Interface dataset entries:
▬▬▬
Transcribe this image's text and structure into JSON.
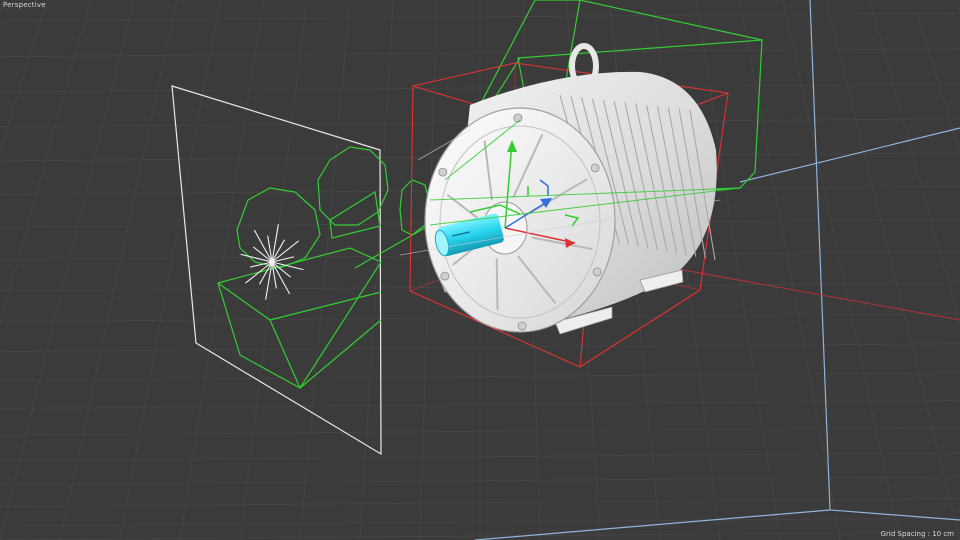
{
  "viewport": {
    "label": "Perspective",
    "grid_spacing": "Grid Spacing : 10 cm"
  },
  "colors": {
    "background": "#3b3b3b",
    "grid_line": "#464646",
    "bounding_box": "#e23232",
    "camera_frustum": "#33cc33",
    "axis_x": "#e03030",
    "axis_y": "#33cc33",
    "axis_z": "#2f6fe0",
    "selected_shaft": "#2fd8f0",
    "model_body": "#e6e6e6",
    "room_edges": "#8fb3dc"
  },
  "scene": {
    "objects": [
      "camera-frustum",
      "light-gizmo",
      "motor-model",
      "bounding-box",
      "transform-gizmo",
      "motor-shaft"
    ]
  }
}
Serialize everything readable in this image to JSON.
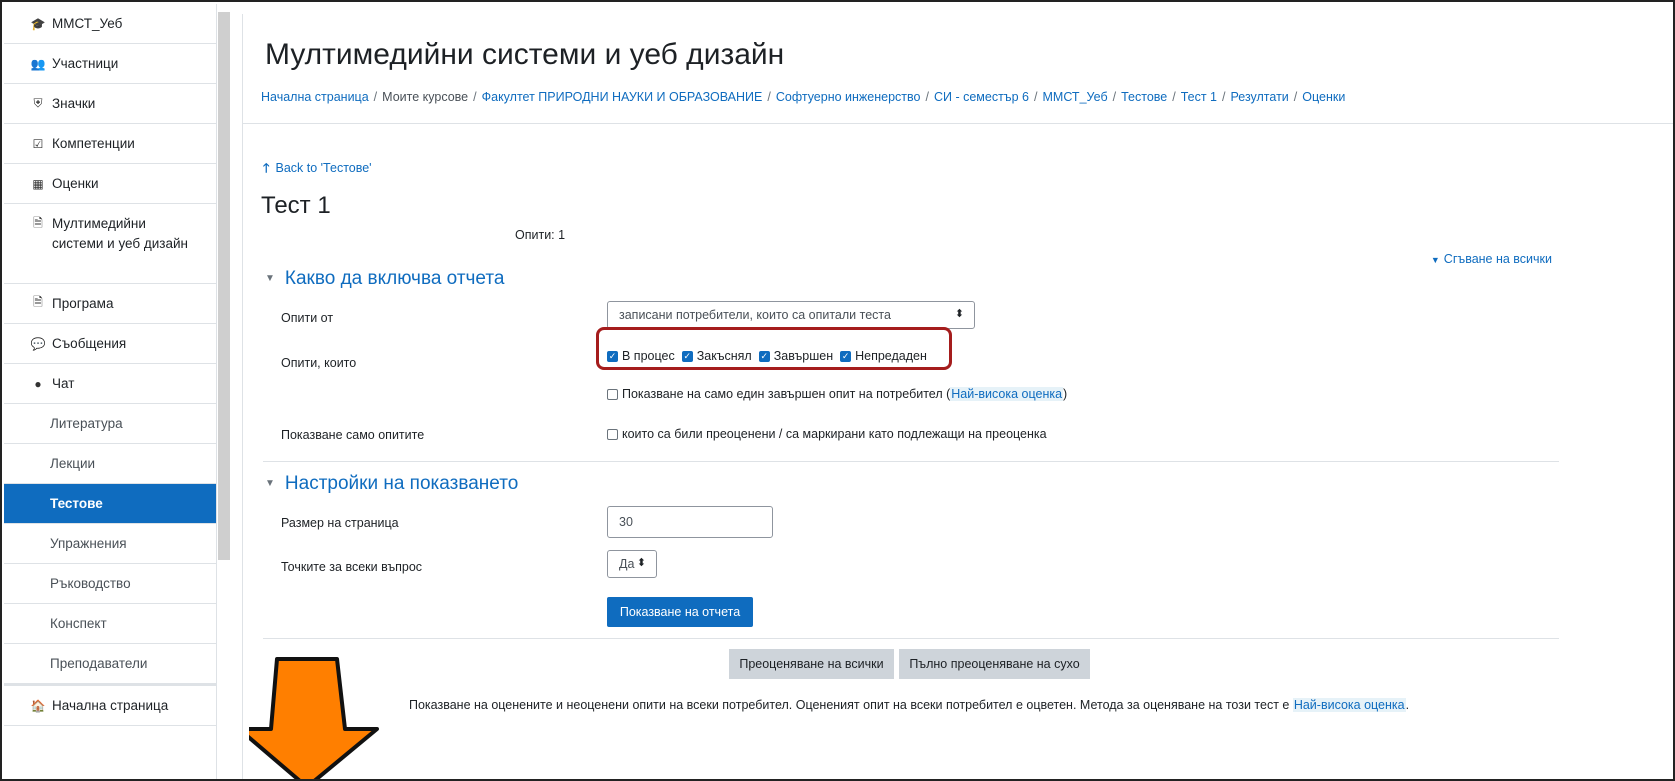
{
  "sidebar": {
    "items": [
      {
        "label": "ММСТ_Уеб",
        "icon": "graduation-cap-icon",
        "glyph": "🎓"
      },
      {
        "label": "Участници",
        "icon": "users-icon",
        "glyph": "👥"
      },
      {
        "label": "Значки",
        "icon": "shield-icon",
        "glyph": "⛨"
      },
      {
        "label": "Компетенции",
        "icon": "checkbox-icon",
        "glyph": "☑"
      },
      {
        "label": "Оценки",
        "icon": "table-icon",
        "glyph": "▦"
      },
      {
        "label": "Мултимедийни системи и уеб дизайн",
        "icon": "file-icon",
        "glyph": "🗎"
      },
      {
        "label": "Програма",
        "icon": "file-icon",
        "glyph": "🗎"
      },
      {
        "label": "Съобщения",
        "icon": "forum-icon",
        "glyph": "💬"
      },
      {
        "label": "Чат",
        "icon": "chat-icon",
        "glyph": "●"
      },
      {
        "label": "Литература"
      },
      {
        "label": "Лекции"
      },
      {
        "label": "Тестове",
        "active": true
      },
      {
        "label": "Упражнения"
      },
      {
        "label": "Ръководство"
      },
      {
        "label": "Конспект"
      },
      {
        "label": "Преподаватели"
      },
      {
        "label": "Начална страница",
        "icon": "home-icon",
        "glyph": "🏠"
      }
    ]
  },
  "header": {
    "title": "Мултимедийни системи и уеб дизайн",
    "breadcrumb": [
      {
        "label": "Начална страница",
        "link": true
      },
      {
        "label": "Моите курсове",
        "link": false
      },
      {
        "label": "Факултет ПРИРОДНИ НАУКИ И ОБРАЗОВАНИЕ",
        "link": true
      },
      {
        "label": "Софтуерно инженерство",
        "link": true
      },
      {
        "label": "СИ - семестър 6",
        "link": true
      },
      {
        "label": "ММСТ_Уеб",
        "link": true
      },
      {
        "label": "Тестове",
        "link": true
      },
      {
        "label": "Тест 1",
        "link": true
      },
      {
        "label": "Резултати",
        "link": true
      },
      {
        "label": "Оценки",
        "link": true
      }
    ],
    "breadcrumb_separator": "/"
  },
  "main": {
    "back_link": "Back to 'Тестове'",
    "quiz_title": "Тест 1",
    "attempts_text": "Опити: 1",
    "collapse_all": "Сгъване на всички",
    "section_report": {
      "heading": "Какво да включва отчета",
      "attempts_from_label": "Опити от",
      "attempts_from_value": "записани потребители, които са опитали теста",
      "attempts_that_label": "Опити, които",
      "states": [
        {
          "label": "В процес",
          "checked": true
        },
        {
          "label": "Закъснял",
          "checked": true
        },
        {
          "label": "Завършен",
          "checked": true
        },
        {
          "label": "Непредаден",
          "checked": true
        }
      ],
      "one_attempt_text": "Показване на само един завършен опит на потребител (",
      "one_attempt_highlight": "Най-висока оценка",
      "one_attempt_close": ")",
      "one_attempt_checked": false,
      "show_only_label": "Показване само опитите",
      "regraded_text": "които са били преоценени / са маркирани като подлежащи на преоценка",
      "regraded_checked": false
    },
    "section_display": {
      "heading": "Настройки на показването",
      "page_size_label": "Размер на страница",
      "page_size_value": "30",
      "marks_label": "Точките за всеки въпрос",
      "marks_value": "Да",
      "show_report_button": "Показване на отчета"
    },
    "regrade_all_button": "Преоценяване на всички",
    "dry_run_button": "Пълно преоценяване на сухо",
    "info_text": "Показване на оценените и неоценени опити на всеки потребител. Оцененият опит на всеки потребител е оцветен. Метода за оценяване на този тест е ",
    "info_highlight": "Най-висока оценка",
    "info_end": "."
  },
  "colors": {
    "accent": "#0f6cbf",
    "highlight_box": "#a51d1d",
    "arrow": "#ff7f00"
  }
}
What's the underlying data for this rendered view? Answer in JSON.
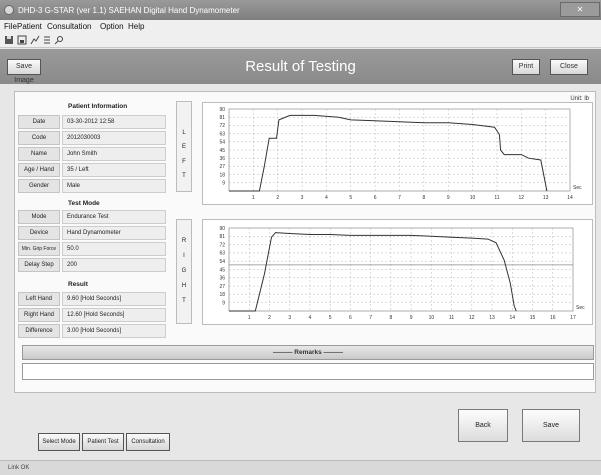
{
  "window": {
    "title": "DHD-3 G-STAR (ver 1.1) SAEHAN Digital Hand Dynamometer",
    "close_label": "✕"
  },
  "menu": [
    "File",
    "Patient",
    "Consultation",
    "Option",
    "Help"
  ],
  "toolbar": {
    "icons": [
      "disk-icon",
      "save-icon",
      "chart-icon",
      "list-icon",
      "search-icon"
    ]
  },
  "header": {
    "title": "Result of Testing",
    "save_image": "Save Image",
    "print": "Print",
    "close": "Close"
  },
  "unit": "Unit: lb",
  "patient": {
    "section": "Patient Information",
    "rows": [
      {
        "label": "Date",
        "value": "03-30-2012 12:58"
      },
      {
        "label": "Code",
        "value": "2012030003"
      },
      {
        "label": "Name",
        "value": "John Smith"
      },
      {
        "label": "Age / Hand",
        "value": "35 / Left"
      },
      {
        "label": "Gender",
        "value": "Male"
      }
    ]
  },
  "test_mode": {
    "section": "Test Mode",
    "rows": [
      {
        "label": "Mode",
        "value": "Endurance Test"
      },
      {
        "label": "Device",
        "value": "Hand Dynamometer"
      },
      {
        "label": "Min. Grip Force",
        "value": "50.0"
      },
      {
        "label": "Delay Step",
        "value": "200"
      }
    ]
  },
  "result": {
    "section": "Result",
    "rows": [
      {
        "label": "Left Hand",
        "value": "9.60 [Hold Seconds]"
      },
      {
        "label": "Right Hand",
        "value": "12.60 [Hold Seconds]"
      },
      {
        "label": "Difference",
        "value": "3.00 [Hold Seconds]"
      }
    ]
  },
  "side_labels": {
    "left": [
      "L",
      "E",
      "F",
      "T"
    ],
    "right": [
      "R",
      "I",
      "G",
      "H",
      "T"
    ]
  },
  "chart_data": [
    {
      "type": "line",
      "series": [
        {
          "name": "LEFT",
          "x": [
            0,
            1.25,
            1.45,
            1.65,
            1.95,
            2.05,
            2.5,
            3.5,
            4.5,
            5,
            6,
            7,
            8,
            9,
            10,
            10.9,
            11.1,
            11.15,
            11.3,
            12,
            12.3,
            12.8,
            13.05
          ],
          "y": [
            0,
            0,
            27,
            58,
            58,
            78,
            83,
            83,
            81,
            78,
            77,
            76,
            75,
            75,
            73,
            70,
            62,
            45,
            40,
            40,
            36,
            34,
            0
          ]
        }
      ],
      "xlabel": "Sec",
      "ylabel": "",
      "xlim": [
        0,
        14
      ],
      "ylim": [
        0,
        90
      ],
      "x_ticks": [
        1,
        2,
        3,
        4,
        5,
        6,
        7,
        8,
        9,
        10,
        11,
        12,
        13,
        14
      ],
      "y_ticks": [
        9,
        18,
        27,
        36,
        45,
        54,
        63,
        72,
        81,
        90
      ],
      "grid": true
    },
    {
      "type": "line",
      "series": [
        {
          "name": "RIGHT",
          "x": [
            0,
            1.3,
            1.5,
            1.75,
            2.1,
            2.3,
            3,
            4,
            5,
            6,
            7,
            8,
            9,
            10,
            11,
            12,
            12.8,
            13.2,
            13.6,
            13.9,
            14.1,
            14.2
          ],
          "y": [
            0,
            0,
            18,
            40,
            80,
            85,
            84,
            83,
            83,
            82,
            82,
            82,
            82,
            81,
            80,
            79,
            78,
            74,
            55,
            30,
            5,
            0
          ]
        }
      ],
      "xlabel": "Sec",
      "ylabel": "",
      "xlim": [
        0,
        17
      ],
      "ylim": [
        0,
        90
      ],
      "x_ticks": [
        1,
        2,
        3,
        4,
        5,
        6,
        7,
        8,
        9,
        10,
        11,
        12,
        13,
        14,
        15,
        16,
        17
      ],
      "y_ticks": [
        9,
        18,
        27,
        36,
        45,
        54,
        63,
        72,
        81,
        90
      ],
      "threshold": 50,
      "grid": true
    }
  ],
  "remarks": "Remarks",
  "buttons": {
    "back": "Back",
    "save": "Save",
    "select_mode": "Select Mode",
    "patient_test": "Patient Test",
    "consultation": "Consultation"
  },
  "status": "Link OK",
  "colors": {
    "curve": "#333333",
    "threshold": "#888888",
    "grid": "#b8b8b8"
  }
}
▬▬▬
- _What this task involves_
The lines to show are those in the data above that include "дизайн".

- _Your response_
        "label": "Мултимедийни системи и уеб дизайн",
    "title": "Мултимедийни системи и уеб дизайн",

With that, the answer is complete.